_Exercise:_
Your answer should hold each line of the material that contains the word "this".

+++

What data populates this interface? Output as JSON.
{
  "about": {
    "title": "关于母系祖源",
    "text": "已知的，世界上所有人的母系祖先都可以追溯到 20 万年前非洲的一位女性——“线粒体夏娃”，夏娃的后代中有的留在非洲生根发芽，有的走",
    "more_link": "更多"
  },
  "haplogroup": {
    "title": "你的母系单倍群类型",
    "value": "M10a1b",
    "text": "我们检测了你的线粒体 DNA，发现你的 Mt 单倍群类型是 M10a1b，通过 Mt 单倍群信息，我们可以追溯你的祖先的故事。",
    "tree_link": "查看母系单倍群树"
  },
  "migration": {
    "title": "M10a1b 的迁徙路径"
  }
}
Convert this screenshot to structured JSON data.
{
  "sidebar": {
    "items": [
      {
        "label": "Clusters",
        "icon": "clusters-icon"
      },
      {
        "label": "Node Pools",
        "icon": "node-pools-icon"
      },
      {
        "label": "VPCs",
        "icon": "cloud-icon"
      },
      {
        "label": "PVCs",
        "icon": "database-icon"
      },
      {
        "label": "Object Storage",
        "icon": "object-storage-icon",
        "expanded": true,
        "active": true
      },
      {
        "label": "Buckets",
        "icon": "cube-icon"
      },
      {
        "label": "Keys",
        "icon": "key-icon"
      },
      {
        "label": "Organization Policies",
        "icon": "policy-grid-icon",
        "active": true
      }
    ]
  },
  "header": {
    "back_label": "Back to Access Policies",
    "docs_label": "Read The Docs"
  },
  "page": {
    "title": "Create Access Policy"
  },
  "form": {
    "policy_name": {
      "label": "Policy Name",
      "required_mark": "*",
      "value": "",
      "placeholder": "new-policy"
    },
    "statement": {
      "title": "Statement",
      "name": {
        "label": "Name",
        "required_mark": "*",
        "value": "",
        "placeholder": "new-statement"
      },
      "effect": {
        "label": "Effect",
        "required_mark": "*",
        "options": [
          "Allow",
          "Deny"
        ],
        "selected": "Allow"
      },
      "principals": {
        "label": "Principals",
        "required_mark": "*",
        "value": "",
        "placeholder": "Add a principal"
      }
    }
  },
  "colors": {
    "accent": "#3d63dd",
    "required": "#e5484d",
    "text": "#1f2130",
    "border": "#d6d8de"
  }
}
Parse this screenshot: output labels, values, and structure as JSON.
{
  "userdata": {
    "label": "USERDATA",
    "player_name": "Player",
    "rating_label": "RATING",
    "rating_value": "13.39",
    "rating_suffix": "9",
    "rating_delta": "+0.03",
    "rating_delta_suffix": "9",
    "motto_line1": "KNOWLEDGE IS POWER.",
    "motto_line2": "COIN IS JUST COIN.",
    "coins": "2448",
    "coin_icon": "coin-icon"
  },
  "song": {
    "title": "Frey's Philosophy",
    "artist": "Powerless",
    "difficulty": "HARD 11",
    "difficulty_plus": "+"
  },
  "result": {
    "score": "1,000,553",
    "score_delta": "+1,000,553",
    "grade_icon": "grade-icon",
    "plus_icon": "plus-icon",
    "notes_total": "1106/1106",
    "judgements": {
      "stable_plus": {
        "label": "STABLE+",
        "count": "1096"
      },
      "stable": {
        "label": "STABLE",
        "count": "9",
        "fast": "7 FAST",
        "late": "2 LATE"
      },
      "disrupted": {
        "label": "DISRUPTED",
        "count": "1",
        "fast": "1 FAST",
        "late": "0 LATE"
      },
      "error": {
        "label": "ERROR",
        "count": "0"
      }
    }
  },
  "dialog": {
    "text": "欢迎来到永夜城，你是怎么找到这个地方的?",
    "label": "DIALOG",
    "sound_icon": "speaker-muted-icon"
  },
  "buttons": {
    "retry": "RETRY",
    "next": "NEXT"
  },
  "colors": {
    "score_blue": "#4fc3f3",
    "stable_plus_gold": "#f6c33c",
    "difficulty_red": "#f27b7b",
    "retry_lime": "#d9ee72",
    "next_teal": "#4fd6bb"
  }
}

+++

_Problem solution:_
What data populates this interface? Output as JSON.
Convert this screenshot to structured JSON data.
Parse this screenshot: output labels, values, and structure as JSON.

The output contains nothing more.